LiquidFun, a rigid-body physics library with fluid simulation

First, we are announcing the open-source release of LiquidFun, a new C++ 2D physics library that makes it easier for developers to add realistic physics to their games.

Based on Box2D, LiquidFun features particle-based fluid simulation. Game developers can use it for new game mechanics and add realistic physics to game play. Designers can use the library to create beautiful fluid interactive experiences.

The video clip below shows a circular body falling into a viscous fluid using LiquidFun.

The LiquidFun library is written in C++, so any platform that has a C++ compiler can benefit from it. To help with this, we have provided a method to build the LiquidFun library, example applications, and unit tests for Android, Linux, OSX and Windows.

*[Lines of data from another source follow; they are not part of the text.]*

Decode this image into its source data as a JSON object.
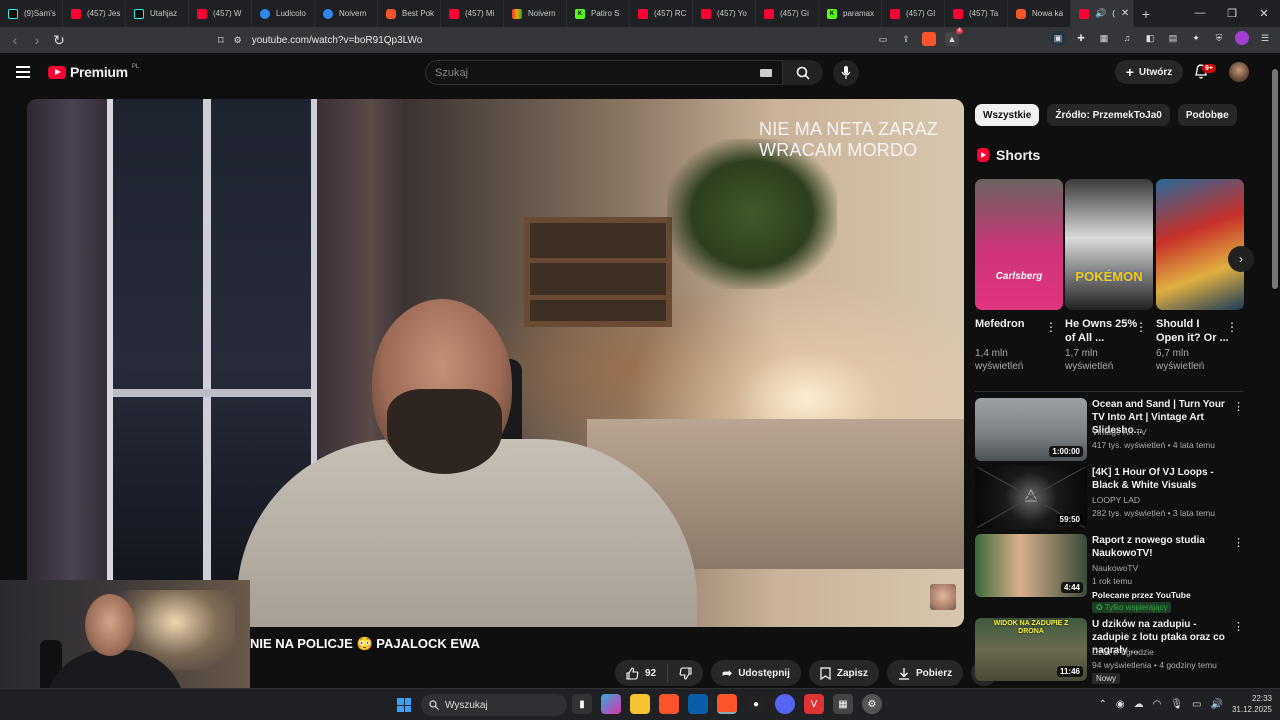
{
  "browser": {
    "tabs": [
      {
        "label": "(9)Sam's",
        "icon": "tiktok"
      },
      {
        "label": "(457) Jes",
        "icon": "youtube"
      },
      {
        "label": "Utahjaz",
        "icon": "tiktok"
      },
      {
        "label": "(457) W",
        "icon": "youtube"
      },
      {
        "label": "Ludicolo",
        "icon": "cloudflare"
      },
      {
        "label": "Noivern",
        "icon": "cloudflare"
      },
      {
        "label": "Best Pok",
        "icon": "music"
      },
      {
        "label": "(457) Mi",
        "icon": "youtube"
      },
      {
        "label": "Noivern",
        "icon": "multicolor"
      },
      {
        "label": "Patiro S",
        "icon": "kick"
      },
      {
        "label": "(457) RC",
        "icon": "youtube"
      },
      {
        "label": "(457) Yo",
        "icon": "youtube"
      },
      {
        "label": "(457) Gi",
        "icon": "youtube"
      },
      {
        "label": "paramax",
        "icon": "kick"
      },
      {
        "label": "(457) GI",
        "icon": "youtube"
      },
      {
        "label": "(457) Ta",
        "icon": "youtube"
      },
      {
        "label": "Nowa ka",
        "icon": "brave"
      },
      {
        "label": "(",
        "icon": "youtube",
        "active": true
      }
    ],
    "url": "youtube.com/watch?v=boR91Qp3LWo",
    "brave_badge": "4"
  },
  "youtube": {
    "logo_text": "Premium",
    "country_code": "PL",
    "search_placeholder": "Szukaj",
    "create_label": "Utwórz",
    "notifications_badge": "9+"
  },
  "video": {
    "overlay_line1": "NIE MA NETA ZARAZ",
    "overlay_line2": "WRACAM MORDO",
    "title": "NIE NA POLICJE",
    "title_emoji": "😳",
    "title_suffix": "PAJALOCK EWA",
    "likes": "92",
    "share_label": "Udostępnij",
    "save_label": "Zapisz",
    "download_label": "Pobierz"
  },
  "sidebar": {
    "chips": [
      "Wszystkie",
      "Źródło: PrzemekToJa0",
      "Podobne"
    ],
    "shorts_header": "Shorts",
    "shorts": [
      {
        "title": "Mefedron",
        "views": "1,4 mln wyświetleń",
        "thumb_text": "Carlsberg"
      },
      {
        "title": "He Owns 25% of All ...",
        "views": "1,7 mln wyświetleń",
        "thumb_text": "POKÉMON"
      },
      {
        "title": "Should I Open it? Or ...",
        "views": "6,7 mln wyświetleń",
        "thumb_text": ""
      }
    ],
    "recommendations": [
      {
        "title": "Ocean and Sand | Turn Your TV Into Art | Vintage Art Slidesho...",
        "channel": "Vintage Art TV",
        "meta": "417 tys. wyświetleń • 4 lata temu",
        "duration": "1:00:00"
      },
      {
        "title": "[4K] 1 Hour Of VJ Loops - Black & White Visuals",
        "channel": "LOOPY LAD",
        "meta": "282 tys. wyświetleń • 3 lata temu",
        "duration": "59:50"
      },
      {
        "title": "Raport z nowego studia NaukowoTV!",
        "channel": "NaukowoTV",
        "meta": "1 rok temu",
        "promo": "Polecane przez YouTube",
        "members": "Tylko wspierający",
        "duration": "4:44"
      },
      {
        "title": "U dzików na zadupiu - zadupie z lotu ptaka oraz co nagrały ...",
        "channel": "Dziki w ogrodzie",
        "meta": "94 wyświetlenia • 4 godziny temu",
        "badge": "Nowy",
        "duration": "11:46",
        "thumb_text": "WIDOK NA ZADUPIE Z DRONA"
      }
    ]
  },
  "taskbar": {
    "search_placeholder": "Wyszukaj",
    "time": "22:33",
    "date": "31.12.2025"
  },
  "colors": {
    "accent_red": "#ff0033",
    "bg": "#0f0f0f",
    "chip_bg": "#272727"
  }
}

We’re looking forward to seeing what you’ll do with LiquidFun and we want to hear from you about how we can make this even better! Download the latest release from our LiquidFun project page on GitHub and join our discussion list!

Google Play Games plug-in for Unity

If you are a game developer using Unity, the cross-platform game engine from Unity Technologies, you can now more easily integrate game services using a new Google Play Games plug-in for Unity. This initial version of the plug-in supports sign-in, achievements, leaderboards and cloud save on Android and iOS. You can download the plug-in from the Play Games project page on GitHub, along with documentation and sample code.

New categories for games in Google Play

New game categories are coming to the Play Store in February 2014, such as Simulation, Role Playing, and Educational! Developers can now use the Google Play Developer Console to choose a new category for their apps if the Application Type is “Games”. The New Category field in the Store Listing will set the future category for your game. This will not change the category of your game on Google Play until the new categories go live in February 2014.